Extract every line from the records below that contains the word "JSON".

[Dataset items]
^^^^^^^^^^^^^^^^

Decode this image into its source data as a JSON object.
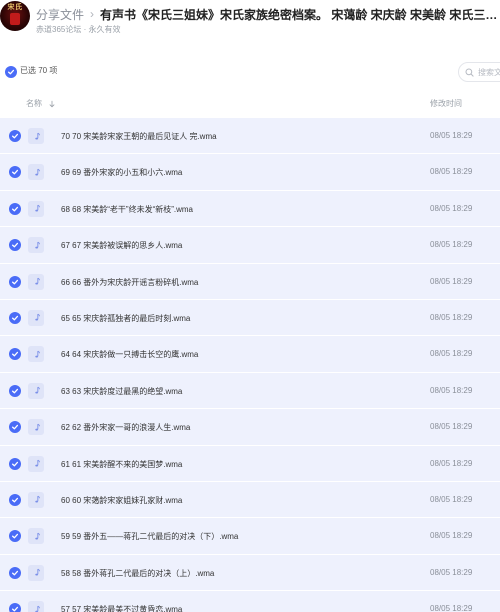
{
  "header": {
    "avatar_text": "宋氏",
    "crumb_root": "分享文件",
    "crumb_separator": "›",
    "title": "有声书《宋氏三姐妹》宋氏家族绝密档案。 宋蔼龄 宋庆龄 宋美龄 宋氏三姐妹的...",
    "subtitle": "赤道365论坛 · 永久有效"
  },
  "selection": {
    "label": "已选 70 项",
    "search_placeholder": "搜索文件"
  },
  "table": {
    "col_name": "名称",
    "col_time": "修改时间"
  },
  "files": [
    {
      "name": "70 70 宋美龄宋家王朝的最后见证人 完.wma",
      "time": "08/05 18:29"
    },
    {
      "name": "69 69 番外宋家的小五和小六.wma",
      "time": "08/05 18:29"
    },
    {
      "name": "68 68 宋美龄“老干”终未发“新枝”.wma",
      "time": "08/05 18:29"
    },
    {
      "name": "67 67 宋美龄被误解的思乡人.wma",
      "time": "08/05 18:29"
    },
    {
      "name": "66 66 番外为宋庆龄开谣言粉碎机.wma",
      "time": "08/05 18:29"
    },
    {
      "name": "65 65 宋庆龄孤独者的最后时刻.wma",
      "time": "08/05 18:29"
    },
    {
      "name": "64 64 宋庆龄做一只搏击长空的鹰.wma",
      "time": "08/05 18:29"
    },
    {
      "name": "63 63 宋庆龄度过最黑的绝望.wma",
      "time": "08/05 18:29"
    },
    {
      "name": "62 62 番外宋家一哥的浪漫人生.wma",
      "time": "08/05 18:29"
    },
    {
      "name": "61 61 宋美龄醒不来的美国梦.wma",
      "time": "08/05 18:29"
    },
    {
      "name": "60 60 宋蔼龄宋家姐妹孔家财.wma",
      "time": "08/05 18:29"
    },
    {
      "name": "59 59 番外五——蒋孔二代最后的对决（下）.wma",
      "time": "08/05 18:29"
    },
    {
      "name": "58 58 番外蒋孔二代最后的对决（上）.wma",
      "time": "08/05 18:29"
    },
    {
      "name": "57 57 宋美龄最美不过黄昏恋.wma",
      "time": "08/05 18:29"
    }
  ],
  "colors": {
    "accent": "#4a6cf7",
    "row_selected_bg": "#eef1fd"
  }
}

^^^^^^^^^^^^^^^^

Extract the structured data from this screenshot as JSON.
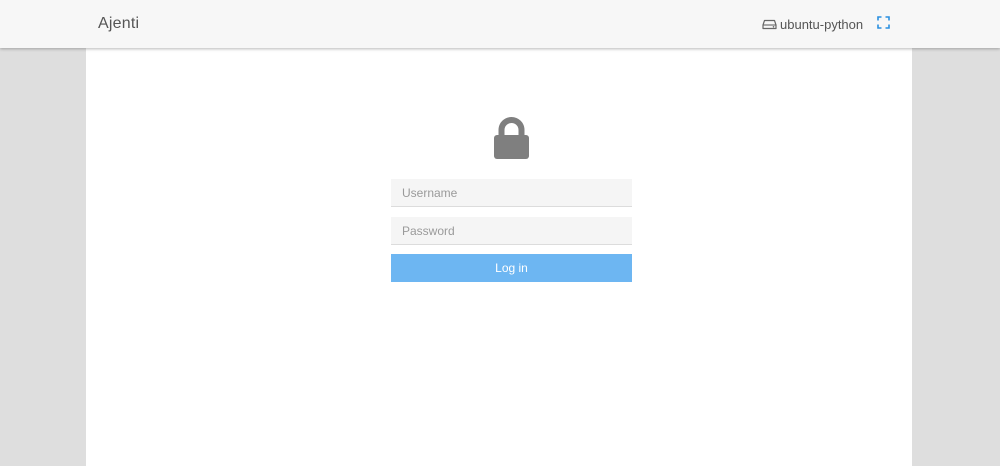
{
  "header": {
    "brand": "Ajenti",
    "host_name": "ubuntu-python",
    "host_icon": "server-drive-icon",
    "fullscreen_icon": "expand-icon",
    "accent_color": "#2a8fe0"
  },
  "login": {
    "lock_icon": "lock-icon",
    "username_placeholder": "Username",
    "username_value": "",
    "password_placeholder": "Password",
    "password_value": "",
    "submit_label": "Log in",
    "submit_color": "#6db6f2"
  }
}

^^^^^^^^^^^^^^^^

# Your solution
Decode this image into its source data as a JSON object.
Extract the structured data from this screenshot as JSON.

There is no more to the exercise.